Copy the entire listing exactly.

# LISTED ENTRIES
+-------+

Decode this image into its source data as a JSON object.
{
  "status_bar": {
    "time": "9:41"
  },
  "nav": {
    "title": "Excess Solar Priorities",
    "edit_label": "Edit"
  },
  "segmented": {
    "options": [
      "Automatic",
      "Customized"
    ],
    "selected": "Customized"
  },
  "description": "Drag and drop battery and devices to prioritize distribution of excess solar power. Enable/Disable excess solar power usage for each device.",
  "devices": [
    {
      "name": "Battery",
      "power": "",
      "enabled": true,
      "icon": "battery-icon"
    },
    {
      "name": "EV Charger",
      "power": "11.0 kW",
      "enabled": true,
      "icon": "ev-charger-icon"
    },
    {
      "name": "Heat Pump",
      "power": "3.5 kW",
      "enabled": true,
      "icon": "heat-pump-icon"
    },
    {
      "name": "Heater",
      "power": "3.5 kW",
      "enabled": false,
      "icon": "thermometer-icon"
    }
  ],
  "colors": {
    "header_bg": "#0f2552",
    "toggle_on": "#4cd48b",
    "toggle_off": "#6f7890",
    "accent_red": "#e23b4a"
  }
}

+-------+

# RESPONSE AREA
Decode this image into its source data as a JSON object.
{
  "status_bar": {
    "time": "9:41"
  },
  "nav": {
    "title": "Excess Solar Priorities",
    "edit_label": "Edit"
  },
  "segmented": {
    "options": [
      "Automatic",
      "Customized"
    ],
    "selected": "Customized"
  },
  "description": "Drag and drop battery and devices to prioritize distribution of excess solar power. Enable/Disable excess solar power usage for each device.",
  "devices": [
    {
      "name": "Battery",
      "power": "",
      "enabled": true,
      "icon": "battery-icon"
    },
    {
      "name": "EV Charger",
      "power": "11.0 kW",
      "enabled": true,
      "icon": "ev-charger-icon"
    },
    {
      "name": "Heat Pump",
      "power": "3.5 kW",
      "enabled": true,
      "icon": "heat-pump-icon"
    },
    {
      "name": "Heater",
      "power": "3.5 kW",
      "enabled": false,
      "icon": "thermometer-icon"
    }
  ],
  "colors": {
    "header_bg": "#0f2552",
    "toggle_on": "#4cd48b",
    "toggle_off": "#6f7890",
    "accent_red": "#e23b4a"
  }
}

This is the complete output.